For a decade, famed Oaxacan chef Esperanza Chavarria Blando operated Restaurante Quickly, a traditional Mexican eatery a block away from the Zócalo on Macedonia Alcalá, the high-traffic pedestrian walkway. Not only lauded in most Mexico travelogues, Quickly was patronized by local merchants, bank employees, street vendors and artists, including on occasion Oaxaca´s current native son, famed artist Francisco Toledo who a few years ago spear-headed the successful opposition to McDonalds opening in the Zócalo.
Without apparent opposition, in mid-September, 2005, Burger King unveiled its signage at M. Alcalá 100B, the former Quickly locale, after having seemingly clandestinely completed its renovation of the premises. A week earlier there was no clue that the fast-food giant was set to open.
The landlord, a Oaxacan gentleman of means with other downtown holdings, had been increasing Ms. Chavarria’s rent, significantly. The last straw was the demand for a 5000 peso per month increase to take effect in January, 2004. She could no longer afford to stay in business…the late nineties earthquake and 9/11 had already taken their toll, and continuously raising menu prices was neither what she wanted nor figured the market could bear.
Word on the street was with Quickly gone, the landlord was now looking to double the previous rent.

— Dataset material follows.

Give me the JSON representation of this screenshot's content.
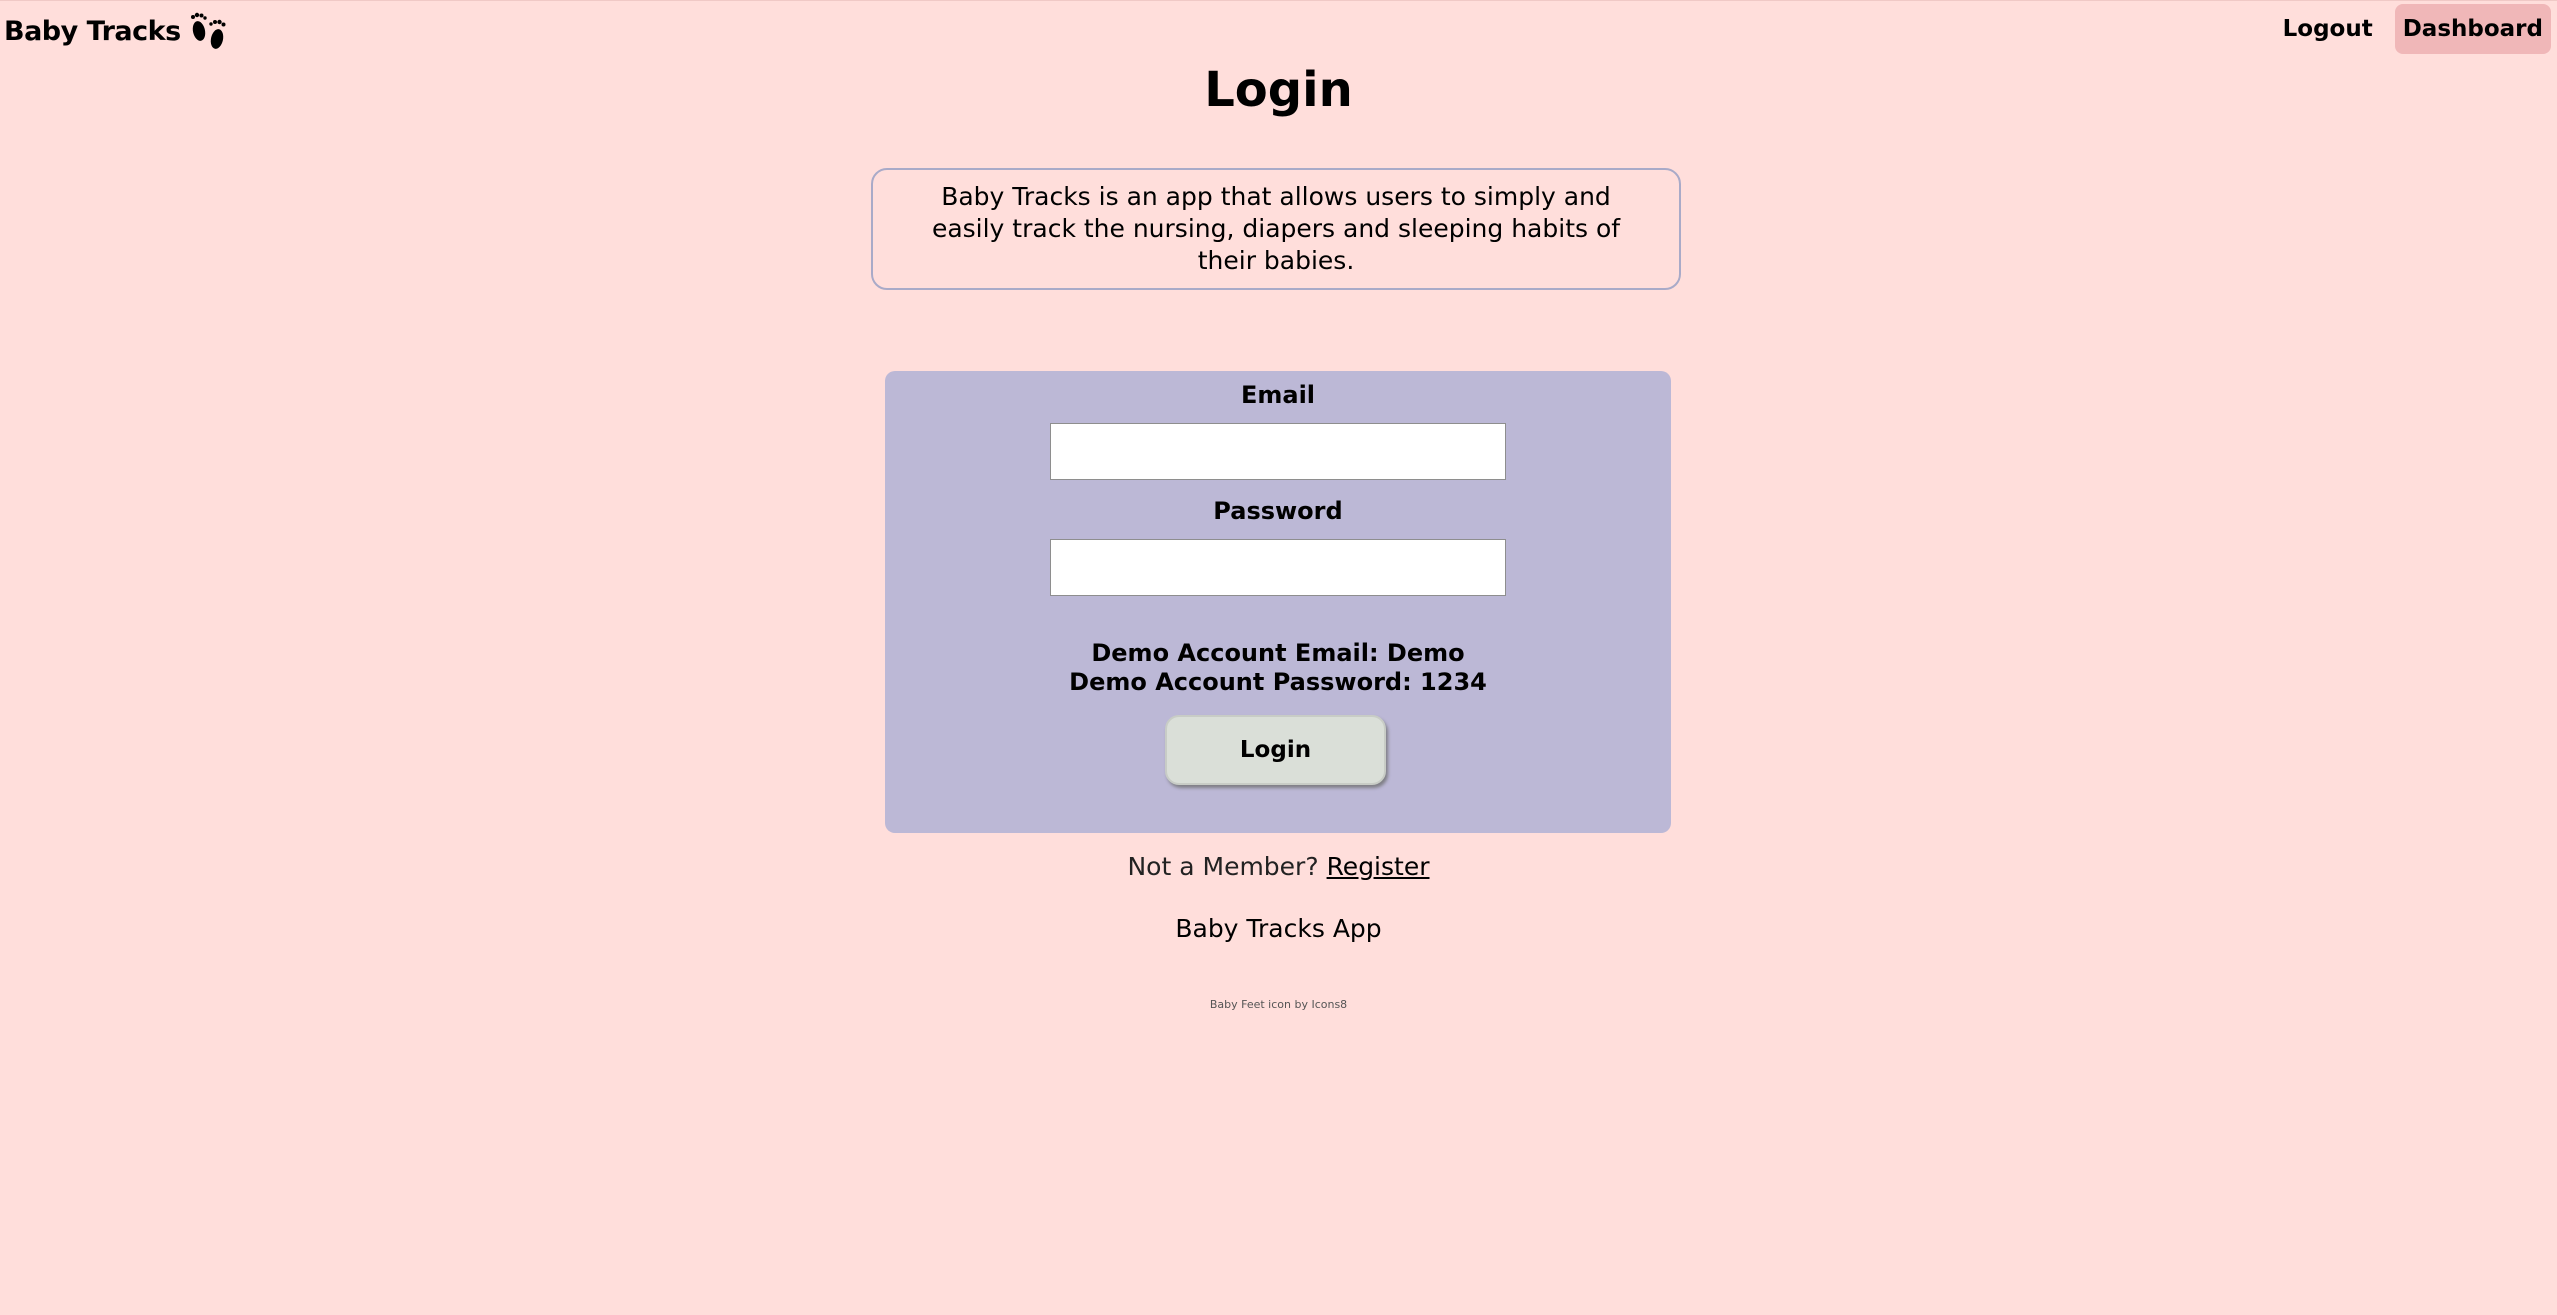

After several months, Apetito, a sterile fast-food establishment opened. I never saw many people in the place, for good reason. During the summer of 2005 it closed its doors, presumably as a result of a lack of business and the landlord misreading the extent to which his yearning for top dollar would pay dividends. A couple of months later voilá, The Whopper appeared.
So what happened? Should we not be looking to protect the entire Centro Histórico? Is the Anador Turística that much less preservation-worthy than the Zócalo? Were Burger King and the landlord in cahoots, to the extent that they kept the plan secret? Was Mr. Toledo out of town? Surely the landlord must feel that since Oaxaca, a tourist mecca in part because of its old-world quaintness and ambience, has enabled him to lead a comfortable lifestyle, he accordingly owes a duty to preserve even what the State and City have apparently not mandated as a priority? Apparently not.
There’s enough blame to go around. I don’t fault Burger King, my own leftist anti-capitalist politics having evaporated decades ago. It’s greed winning out over altruism and pride in one’s city, together with a lackadaisical, to be generous, government. There is a solution, even though it would mean yet another layer of bureaucracy…but this one well worth the cost and effort. Every business that proposes opening its doors in the Centro Histórico ought to submit an application to the municipality answering a simple question: is there a parent company, affiliate, subsidiary or franchise either American owned or otherwise with multi-national or extra-Mexico interests? All negative responses would result in rubber stamping. Otherwise the request would go to a sitting panel comprised of a broad diversity of individuals. Without a unanimous decision, public hearings would be held.
Sam’s Club, Pizza Hut, Sears and the rest have a place in our city, and to that extent the area outside the downtown core known as Plaza del Valle provides an important function. But if what’s happening now is not checked, tourist dollars will evaporate and we won’t have patrons with funds to support such enterprise, anywhere. The next time we pass by a downtown building under renovation or construction, we should worry that Wal-Mart might be set to open.